Published online by Cambridge University Press: 19 December 2016
Do democratic dyads handle their disputes more peacefully than non-democratic dyads, or have they cleared the most contentious issues (that is, unsettled borders) off their foreign policy agenda before becoming democratic? This study compares the conflicting answers of the democratic peace and the territorial peace and examines the empirical record to see which is more accurate. It finds that almost all contiguous dyads settle their borders before they become joint democracies. Furthermore, the majority of non-contiguous dyad members also settle their borders with all neighboring states before their non-contiguous dyad becomes jointly democratic. Such findings are consistent with the theoretical expectations of the territorial peace, rather than the democratic peace.

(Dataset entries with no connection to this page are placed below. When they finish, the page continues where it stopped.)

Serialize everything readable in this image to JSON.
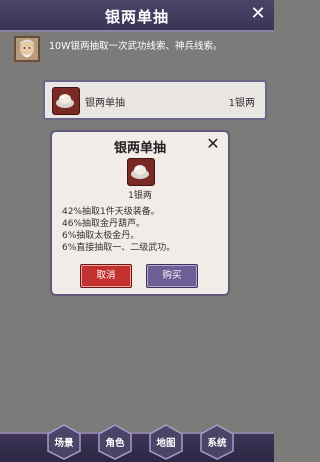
{
  "header": {
    "title": "银两单抽",
    "close_icon": "close-icon"
  },
  "npc": {
    "avatar_icon": "old-man-avatar-icon",
    "text": "10W银两抽取一次武功线索、神兵线索。"
  },
  "item_card": {
    "icon": "silver-ingot-icon",
    "name": "银两单抽",
    "price": "1银两"
  },
  "dialog": {
    "title": "银两单抽",
    "close_icon": "close-icon",
    "item_icon": "silver-ingot-icon",
    "item_label": "1银两",
    "odds": [
      "42%抽取1件天级装备。",
      "46%抽取金丹葫芦。",
      "6%抽取太极金丹。",
      "6%直接抽取一、二级武功。"
    ],
    "cancel_label": "取消",
    "buy_label": "购买"
  },
  "bottom_nav": [
    {
      "label": "场景"
    },
    {
      "label": "角色"
    },
    {
      "label": "地图"
    },
    {
      "label": "系统"
    }
  ],
  "colors": {
    "header": "#3b3556",
    "background": "#7d7b79",
    "cancel": "#c2312e",
    "buy": "#6b5f95"
  }
}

They also weaken a core argument of the democratic peace, for this analysis finds that one reason democratic dyads may handle their disputes more peacefully than non-democratic dyads is not because of their institutions or norms, but rather because they have dispensed with the disputes most likely to involve the use of military force prior to becoming democratic.
Department of International Affairs, University of Georgia (email: firstname.lastname@example.org); Department of Political Science, University of Illinois (email: email@example.com). The title for this article derives from one published by William Thompson in International Organization in 1996. We thank Jeff Berejikian, Chad Clay, Paul Diehl, Emilia Powell, Toby Rider, the editors and three anonymous reviewers for their feedback, as well as Patrick Howell and Cody Knapp for their research assistance. Data replication sets are available at http://dataverse.harvard.edu/dataverse/BJPolS and online appendices are available at http://dx.doi.org/doi:10.1017/S0007123416000533.